Impact from the results obviously most clearly felt at Holyrood. But there will be pressures elsewhere too.
Firstly, the impetus towards an independence referendum will be significantly enhanced.
Secondly - and probably more immediately - there will be pressure for greater powers within the Scotland Bill, presently before Westminster.
First things first.
Warm congratulations to James Kelly for his election as the MSP for the redrawn Rutherglen seat.
But the story it tells for Scotland is intriguing.
Collapse in the LibDem vote - and it seems to have gone to the SNP, rather than Labour. Tories manage to hold on.

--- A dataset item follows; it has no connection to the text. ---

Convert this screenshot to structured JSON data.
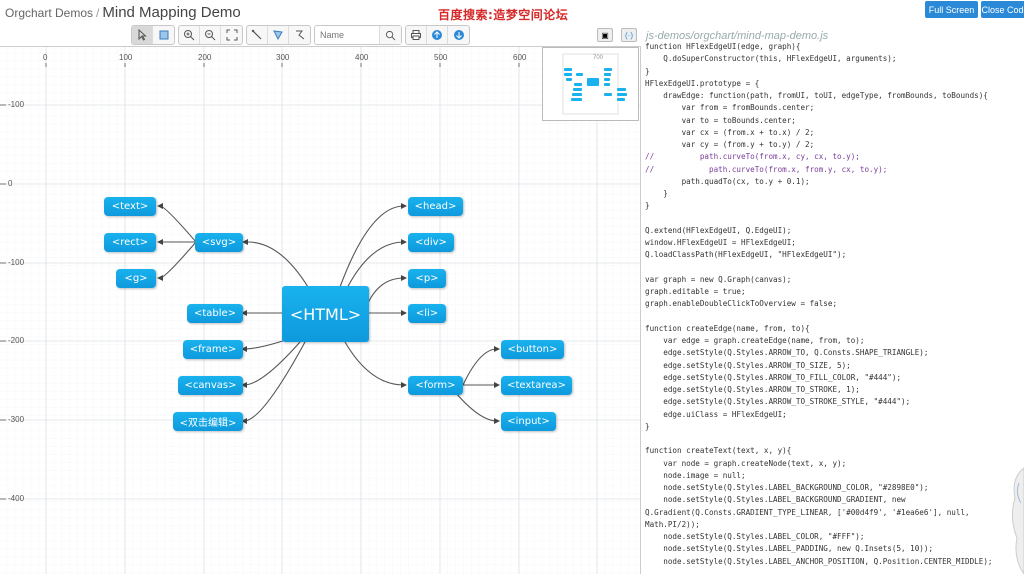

If, if, that is repeated across Scotland, then the SNP are back in power, big style.
A succession of Labour politicians - most recently deputy Holyrood leader Johann Lamont - disputing strongly that their campaign was misplaced.
They opened by targeting the UK Tory cuts - deploying the phrase "now that the Tories are back".
But they are insisting that was a legitimate context for the Holyrood elections - even though their main rival was the SNP.
Early word from the counts.
Turnout may have been depressed by the weather. But the broadest smiles so far seem to be on the faces of the SNP candidates.
No results yet, of course - but the expectation on all sides seems to be an SNP victory.
On our BBC panel, Mike Russell says that the SNP are on course for their largest share of the vote in a Holyrood election.
Labour's Douglas Alexander says his party has fought well and their vote is holding up: His forecast is that the LibDem vote will slide rapidly.
Could that mean a clean sweep for the SNP in Aberdeen - Donside, Central and South?